Although the graph does not look exactly like a normal distribution, neither does it look especially skewed in one direction. The Kolmogorov-Smirnov statistic can be used to formally test the null hypothesis that the distribution of per capita income across states is a normal distribution. The p value for the Kolmogorov-Smirnov statistic is 0.96, implying that the sample provides no evidence that the population distribution of per capita income is not a normal distribution. Per capita income for a state is an average of individual incomes in the state, and since the Central Limit Theorem states that the sampling distribution of the mean will follow a normal distribution the finding that per capita income follows a normal distribution across states is not surprising.[4]

Because there is no evidence that the population distribution of per capita income is not a normal distribution, an independent samples t test is appropriate for testing the null hypothesis that state income does not differ by whether the governor of the state is a Democrat or a Republican. Computations for the test are shown in Table 2 below.

Table 2

Two-sample t test with equal variances

Group N Mean Std. Err. Std. Dev. 95% LCL 95% UCL
Republican 30 52093.43 1708.263 9356.54 48599.64 55587.22
Democrat 19 57793.42 2249.332 9804.61 53067.75 62519.09
Combined 49 54303.63 1405.633 9839.43 51477.42 57129.85
Difference -5699.988 2794.359 -11321.51 -78.46168

Assuming equal variances for each population, the t statistic for the test is 2.04 with 47 degrees of freedom, which has a p value of 0.047. Therefore the sample provides fairly strong evidence against the null hypothesis that per capita income is the same in Red and Blue states and we conclude that per capita income is higher in Blue or Democrat states. The research literature does not clearly identify whether the higher income of the Blue states reflects only the predominant cultural preferences of higher income individuals or reflects cultural values as well as economic opinions.

set more off

/* Lable the variables with descriptions */

/* of their contents.                    */

label variable Party “Party of state governor, 2016”

label variable GDPpercap2016 “State GDP per capita, 2016”

label variable Governor_2016 “Name of state Governor, 2016”

label variable State “State name”

/* Generate state color variable:        */

/* Blue if Democrat governor,            */

/* Red if Republican governor.           */

generate color = 1 if Party == “Democrat”

replace color = 0 if Party == “Republican”

replace color = .a if Party == “Independent”

label variable color “Color of state in 2016”

label define COLOR 0 “Republican” 1 “Democrat” .a “Independent”

label values color COLOR

/* Descriptive statistics of GDP per capita */

/* for full sample.                         */

/* Table 1.                                 */

tabstat GDPpercap2016, statistics( count mean sd min p25 p50 p75 max ) columns(statistics)

/* Histogram of income per capita across states. */

/* Figure 1.                                     */

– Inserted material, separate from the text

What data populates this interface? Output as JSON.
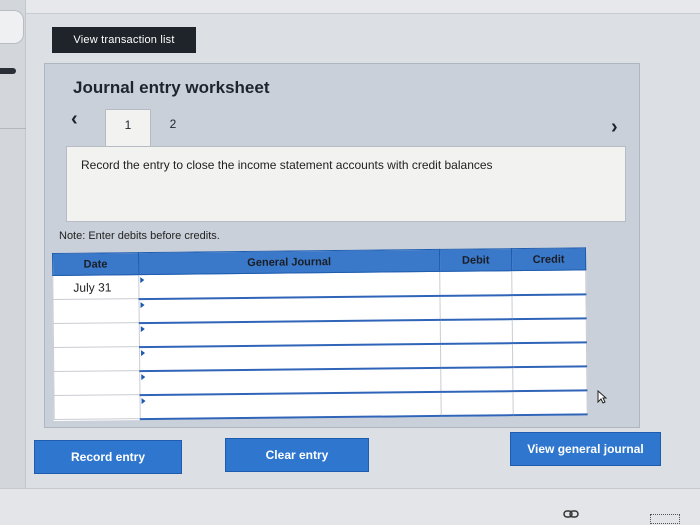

histogram GDPpercap2016, width(5000) start(30000) percent fcolor(navy) xlabel(30000(5000)80000, format(%9.0gc))

/* Kolmogorov – Smirnov test of null hypothesis */

/* that per capita income follows a normal      */

/* distribution.                                */

/* Discussion around Figure 1.                  */

ksmirnov  GDPpercap2016 = normal(( GDPpercap2016 -54303.63)/9839.43)

/* Independent samples t test.                  */

/* Table 2.                                     */

ttest GDPpercap2016, by(color) 

[1]David Brooks, 2001. “One Nation, Slightly Divisible,” Atlantic Monthly, December 2001, 53-65.

[2] Stephen Ansolobehere, Jonathan Rodden and James M. Snyder, Jr., James M., “Purple America,” The Journal of Economic Perspectives, 2006, Vol 20, No. 2, pp. 97-118.

[3]Edward L. Glaeserand Bryce A. Ward. “Myths and Realities Of American Political Geography,” Journal of Economic Perspectives, 2006, Vol20, No. 2, 119-144.

[4] For example, imagine that the entire USA draws from a single population distribution of income and that after each person’s income is drawn, they are randomly assigned to a state. Then the per capita incomes for the states are just 50 sample means from 50 different samples, albeit of different sample sizes, from the same distribution and the Central Limit Theorem holds precisely in this situation.